Maine continues to see a record number of overdose deaths. The latest figures show 189 people have died of overdoses in the first six months of his year. That’s up from 126 during the same time last year. As Mal Leary reports state officials are worried the state is on track to see close to 400 by the end of December.

An analysis of the drug overdose death records by forensic anthropologist Dr. Marcella Sorg at University of Maine shows most of them are the result of combining illicit and pharmaceutical drugs, in particular, use of the drug fentanyl. Sorg says of the 189 overdose deaths in the first six months of the year, 84 were attributed, at least in part, to fentanyl. She says the toxicity of fentanyl is part of the reason deaths are increasing.

“Sometimes it isn’t that, that a larger number of people are using drugs but they are using drugs that are a lot more lethal and so they are more apt to die from it,” Sorg says.

And in 85 of the deaths Sorg analyzed, at least one pharmaceutical opioid like oxycodone or methadone was found to be present.
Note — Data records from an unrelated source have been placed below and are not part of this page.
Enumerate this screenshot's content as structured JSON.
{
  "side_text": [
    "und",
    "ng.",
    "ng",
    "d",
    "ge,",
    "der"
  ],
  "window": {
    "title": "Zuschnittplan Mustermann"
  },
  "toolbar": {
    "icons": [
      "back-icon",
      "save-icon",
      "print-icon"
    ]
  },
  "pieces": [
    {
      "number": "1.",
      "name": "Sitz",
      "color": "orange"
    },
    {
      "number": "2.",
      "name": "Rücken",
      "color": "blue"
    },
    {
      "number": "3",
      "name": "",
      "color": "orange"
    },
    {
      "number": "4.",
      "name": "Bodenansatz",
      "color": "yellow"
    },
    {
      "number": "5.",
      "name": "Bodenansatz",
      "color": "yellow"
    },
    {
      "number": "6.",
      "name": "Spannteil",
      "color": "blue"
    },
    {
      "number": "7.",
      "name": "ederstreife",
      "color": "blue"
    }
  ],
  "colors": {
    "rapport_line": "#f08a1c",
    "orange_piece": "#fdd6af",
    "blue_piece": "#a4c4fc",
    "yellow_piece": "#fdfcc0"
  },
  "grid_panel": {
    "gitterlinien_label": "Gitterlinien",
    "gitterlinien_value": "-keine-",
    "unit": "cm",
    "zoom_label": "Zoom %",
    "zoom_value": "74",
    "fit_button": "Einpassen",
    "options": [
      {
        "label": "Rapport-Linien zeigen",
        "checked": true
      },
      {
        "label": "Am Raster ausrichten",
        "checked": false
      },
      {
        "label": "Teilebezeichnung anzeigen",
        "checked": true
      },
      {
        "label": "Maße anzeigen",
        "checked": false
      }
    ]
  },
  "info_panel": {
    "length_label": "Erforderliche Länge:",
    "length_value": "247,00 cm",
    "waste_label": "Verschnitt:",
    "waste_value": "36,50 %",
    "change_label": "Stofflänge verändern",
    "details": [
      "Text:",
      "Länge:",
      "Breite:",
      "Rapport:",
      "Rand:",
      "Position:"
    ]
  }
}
Combining drugs is not unusual. But what concerns Sorg is the jump in the numbers. She says Maine could see close to 400 drug deaths this year.

“The first half of the year this year may not be a good indicator of how high it could go for the year as a whole,” Sorg says. “It may increase by quite a bit in the second half, or it might not.”

Attorney General Janet Mills shares that fear. She says the state has been trying to respond to the drug crisis with legislation limiting opioid prescriptions and increasing drug agents and prosecutors. But Mills says more needs to be done to hold drug dealers accountable.

“When you come in this state or come through this state and you are from this state and you provide heroin and fentanyl or fentanyl analogues to somebody and they die from taking those drugs, then you are responsible for the death of that person,” Mills says.

But being tougher on drug dealers is only part of the solution, Mills says. She says the state needs to do more to educate the public about the risks of drugs and to expand drug treatment. Dr. Meredith Norris, an addiction doctor with Grace Street Services in Lewiston, says she’s disappointed but not surprised at the increasing death toll.

“What we are seeing is what I predicted a few years ago started to happen that when there is less availability of opioids without an increase in treatment options people don’t get sober they just switch to what is available on the streets,” says Norris.

Dr. Norris served on the Maine Opioid Collaborative that was co-chaired by Mills, the U-S Attorney for Maine, Thomas Delahanty and Public Safety Commissioner John Morris. Norris says too much of the state’s focus has been on curtailing the drug supply instead of on expanding quality drug treatment.

“I feel like I have been watching a slow moving train wreck for a couple of years now and I feel like all the wrong solutions are being promoted,” says Norris.

For example, Norris says the Legislature has refused to adequately increase the Medicaid reimbursement rate for Methadone treatment providers and the LePage administration has proposed rules to make it more challenging to provide the service. Norris says until state leaders take a more balanced approach to address the drug crisis, the number of deaths from drug overdoses will continue to grow.